Corby Makin ’12 combined the civic spirit he learned at Pacific University with his medical school skills in a mission to Kenya last summer.Corby Makin (2012)
Jambo! That’s Swahili for “hello,” and it is a phrase I relied on last summer as I visited Bungoma, Kenya, on a medical mission with three other students from Western University’s College of Osteopathic Medicine of the Pacific Northwest.
We planned the trip between our first and second years of medical school, excited to pursue our passion to help others and to learn about another culture.
We got more than we ever hoped.

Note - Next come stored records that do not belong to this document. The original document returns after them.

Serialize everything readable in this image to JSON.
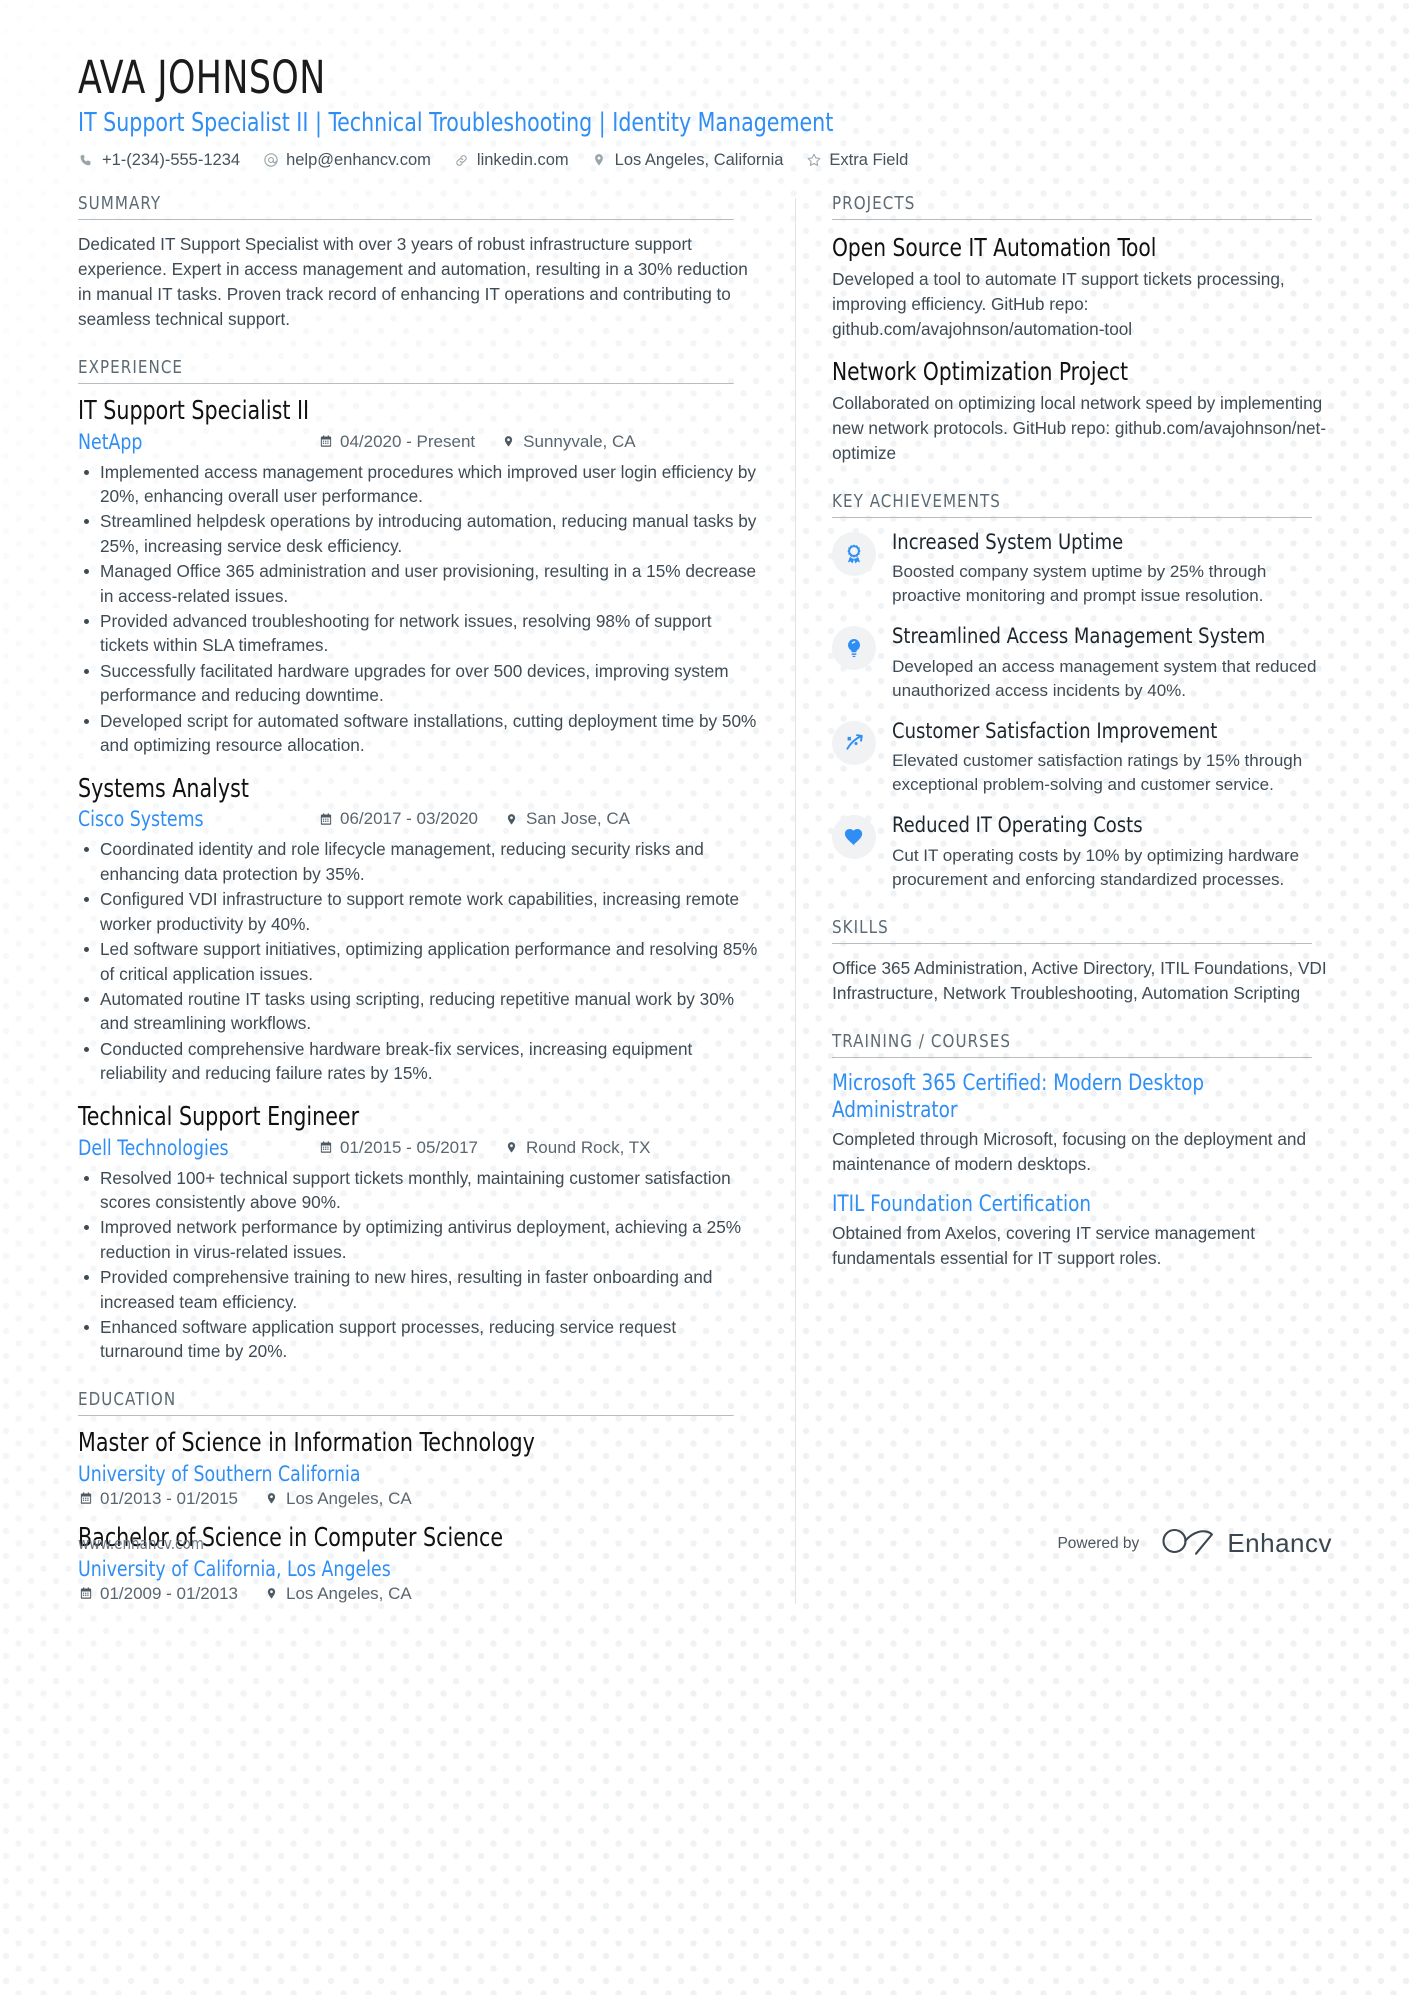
{
  "header": {
    "name": "AVA JOHNSON",
    "headline": "IT Support Specialist II | Technical Troubleshooting | Identity Management",
    "contacts": [
      {
        "icon": "phone-icon",
        "text": "+1-(234)-555-1234"
      },
      {
        "icon": "email-icon",
        "text": "help@enhancv.com"
      },
      {
        "icon": "link-icon",
        "text": "linkedin.com"
      },
      {
        "icon": "location-pin-icon",
        "text": "Los Angeles, California"
      },
      {
        "icon": "star-icon",
        "text": "Extra Field"
      }
    ]
  },
  "sections": {
    "summary": {
      "title": "SUMMARY",
      "text": "Dedicated IT Support Specialist with over 3 years of robust infrastructure support experience. Expert in access management and automation, resulting in a 30% reduction in manual IT tasks. Proven track record of enhancing IT operations and contributing to seamless technical support."
    },
    "experience": {
      "title": "EXPERIENCE",
      "jobs": [
        {
          "title": "IT Support Specialist II",
          "company": "NetApp",
          "dates": "04/2020 - Present",
          "location": "Sunnyvale, CA",
          "bullets": [
            "Implemented access management procedures which improved user login efficiency by 20%, enhancing overall user performance.",
            "Streamlined helpdesk operations by introducing automation, reducing manual tasks by 25%, increasing service desk efficiency.",
            "Managed Office 365 administration and user provisioning, resulting in a 15% decrease in access-related issues.",
            "Provided advanced troubleshooting for network issues, resolving 98% of support tickets within SLA timeframes.",
            "Successfully facilitated hardware upgrades for over 500 devices, improving system performance and reducing downtime.",
            "Developed script for automated software installations, cutting deployment time by 50% and optimizing resource allocation."
          ]
        },
        {
          "title": "Systems Analyst",
          "company": "Cisco Systems",
          "dates": "06/2017 - 03/2020",
          "location": "San Jose, CA",
          "bullets": [
            "Coordinated identity and role lifecycle management, reducing security risks and enhancing data protection by 35%.",
            "Configured VDI infrastructure to support remote work capabilities, increasing remote worker productivity by 40%.",
            "Led software support initiatives, optimizing application performance and resolving 85% of critical application issues.",
            "Automated routine IT tasks using scripting, reducing repetitive manual work by 30% and streamlining workflows.",
            "Conducted comprehensive hardware break-fix services, increasing equipment reliability and reducing failure rates by 15%."
          ]
        },
        {
          "title": "Technical Support Engineer",
          "company": "Dell Technologies",
          "dates": "01/2015 - 05/2017",
          "location": "Round Rock, TX",
          "bullets": [
            "Resolved 100+ technical support tickets monthly, maintaining customer satisfaction scores consistently above 90%.",
            "Improved network performance by optimizing antivirus deployment, achieving a 25% reduction in virus-related issues.",
            "Provided comprehensive training to new hires, resulting in faster onboarding and increased team efficiency.",
            "Enhanced software application support processes, reducing service request turnaround time by 20%."
          ]
        }
      ]
    },
    "education": {
      "title": "EDUCATION",
      "entries": [
        {
          "degree": "Master of Science in Information Technology",
          "school": "University of Southern California",
          "dates": "01/2013 - 01/2015",
          "location": "Los Angeles, CA"
        },
        {
          "degree": "Bachelor of Science in Computer Science",
          "school": "University of California, Los Angeles",
          "dates": "01/2009 - 01/2013",
          "location": "Los Angeles, CA"
        }
      ]
    },
    "projects": {
      "title": "PROJECTS",
      "entries": [
        {
          "name": "Open Source IT Automation Tool",
          "desc": "Developed a tool to automate IT support tickets processing, improving efficiency. GitHub repo: github.com/avajohnson/automation-tool"
        },
        {
          "name": "Network Optimization Project",
          "desc": "Collaborated on optimizing local network speed by implementing new network protocols. GitHub repo: github.com/avajohnson/net-optimize"
        }
      ]
    },
    "achievements": {
      "title": "KEY ACHIEVEMENTS",
      "entries": [
        {
          "icon": "award-ribbon-icon",
          "title": "Increased System Uptime",
          "desc": "Boosted company system uptime by 25% through proactive monitoring and prompt issue resolution."
        },
        {
          "icon": "lightbulb-icon",
          "title": "Streamlined Access Management System",
          "desc": "Developed an access management system that reduced unauthorized access incidents by 40%."
        },
        {
          "icon": "trend-arrow-icon",
          "title": "Customer Satisfaction Improvement",
          "desc": "Elevated customer satisfaction ratings by 15% through exceptional problem-solving and customer service."
        },
        {
          "icon": "heart-icon",
          "title": "Reduced IT Operating Costs",
          "desc": "Cut IT operating costs by 10% by optimizing hardware procurement and enforcing standardized processes."
        }
      ]
    },
    "skills": {
      "title": "SKILLS",
      "text": "Office 365 Administration, Active Directory, ITIL Foundations, VDI Infrastructure, Network Troubleshooting, Automation Scripting"
    },
    "training": {
      "title": "TRAINING / COURSES",
      "entries": [
        {
          "name": "Microsoft 365 Certified: Modern Desktop Administrator",
          "desc": "Completed through Microsoft, focusing on the deployment and maintenance of modern desktops."
        },
        {
          "name": "ITIL Foundation Certification",
          "desc": "Obtained from Axelos, covering IT service management fundamentals essential for IT support roles."
        }
      ]
    }
  },
  "footer": {
    "url": "www.enhancv.com",
    "powered_by": "Powered by",
    "brand": "Enhancv"
  },
  "colors": {
    "accent": "#2f8ef4",
    "heading": "#5c6a73",
    "text": "#3f4b54",
    "dot": "#e9ecee"
  }
}
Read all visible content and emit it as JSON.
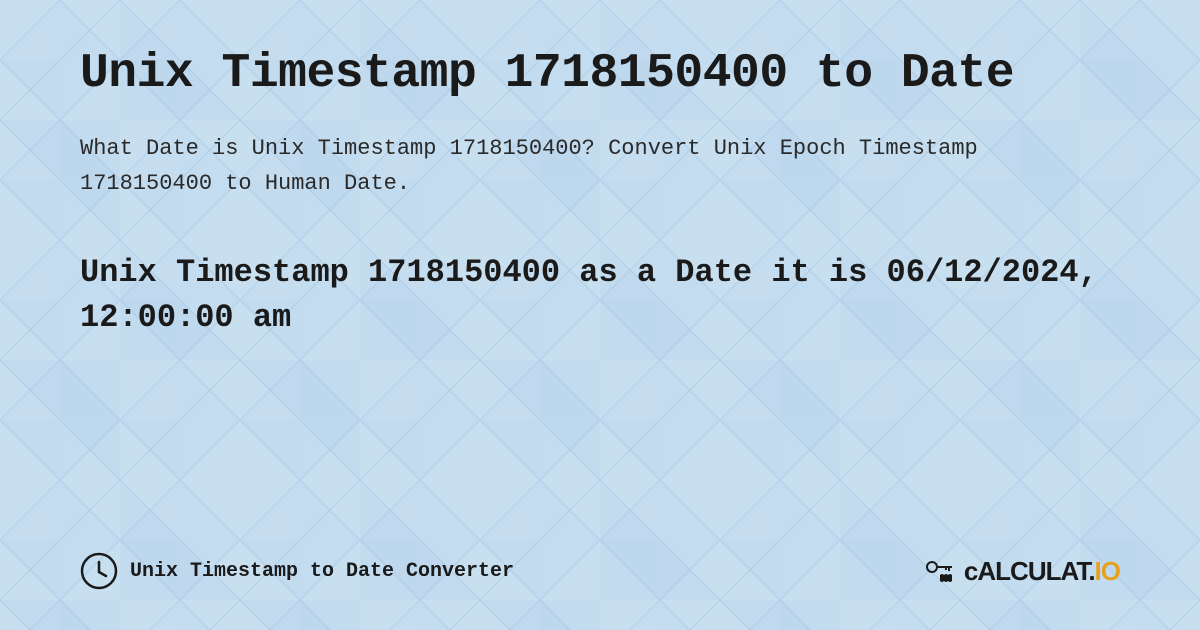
{
  "page": {
    "title": "Unix Timestamp 1718150400 to Date",
    "description": "What Date is Unix Timestamp 1718150400? Convert Unix Epoch Timestamp 1718150400 to Human Date.",
    "result": "Unix Timestamp 1718150400 as a Date it is 06/12/2024, 12:00:00 am",
    "background_color": "#c8dff0"
  },
  "footer": {
    "label": "Unix Timestamp to Date Converter",
    "logo_text": "CALCULAT.IO"
  }
}
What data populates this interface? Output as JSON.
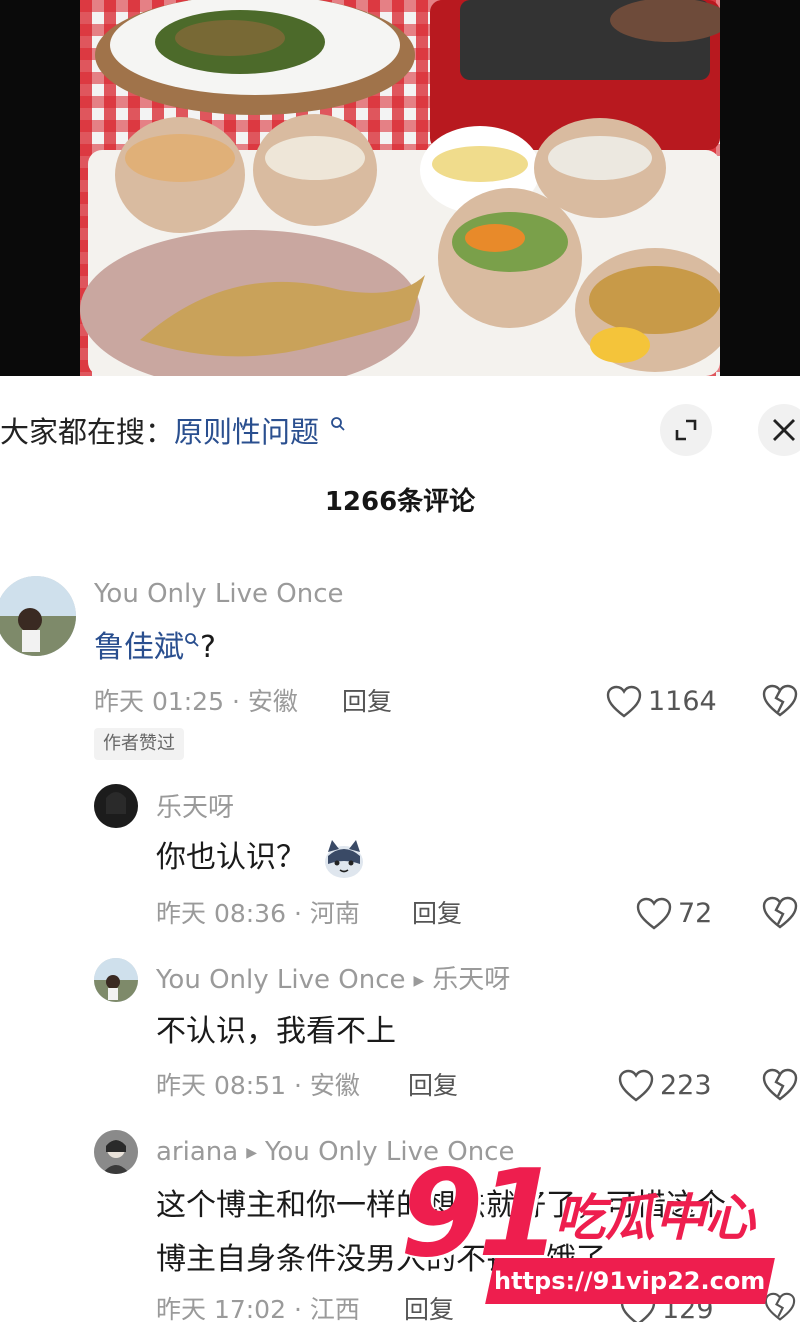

We worked at Machwele Friends Clinic alongside a doctor and nurses providing family care and planning for the more than 20,000 residents of Bungoma. A typical day at the clinic consisted of vaccinating newborns, educating mothers, and caring for patients with a variety of ailments.
We treated patients with diseases ranging from malaria to HIV and dressed the wounds of those with cuts, burns or tropical ulcers. In one day, I cleaned and dressed the head wound of a man with polio who was hit by a bus; I cared for a feverish infant with severe malaria; and I comforted an elderly woman with chronic abdominal pain.
Gaining the trust of patients in their most vulnerable moments and offering treatment, guidance, or just a listening ear, was one of the most meaningful experiences of my life.
We also had the chance to visit the Makutano primary school, which serves 1,200 kindergarten to eighth-grade students. We joined in games of soccer and answered students’ questions about the United States. And, we were swarmed by a sea of happy, energetic children as we joined them at their one shared recess.
Along the way, we also had the chance to experience life in Kenya. Our host family, the Nasiombes, made us comfortable in every way, especially with meals of fresh chicken, corn and millet that still make my mouth water in memory.
The father, Meshak, was our interpreter at the clinic, our guide when we hiked, and our muscle when we bargained at the local markets. He was crucial in breaking down the language barriers and allowing us an authentic experience in his home country.
He also showed me the agriculture that sustains Kenya’s economy. He started out as a butcher but now makes a living on his farm. I grew up on a cattle ranch in eastern Oregon and saw many similarities between Meshak and my father. I never imagined that I could travel halfway around the world and find myself right at home.
My fellow students and I hope to continue visiting our new friends in Kenya and to start a nonprofit organization that would collect medical supplies for the clinic in Bungoma and would create an opportunity for other medical students to volunteer abroad.
Immersing myself in Kenyan culture was a humbling experience, and I am grateful to have had the opportunity to provide care for these people. The experience solidified my desire to become a physician and has motivated me to keep serving both my local community and those around the world.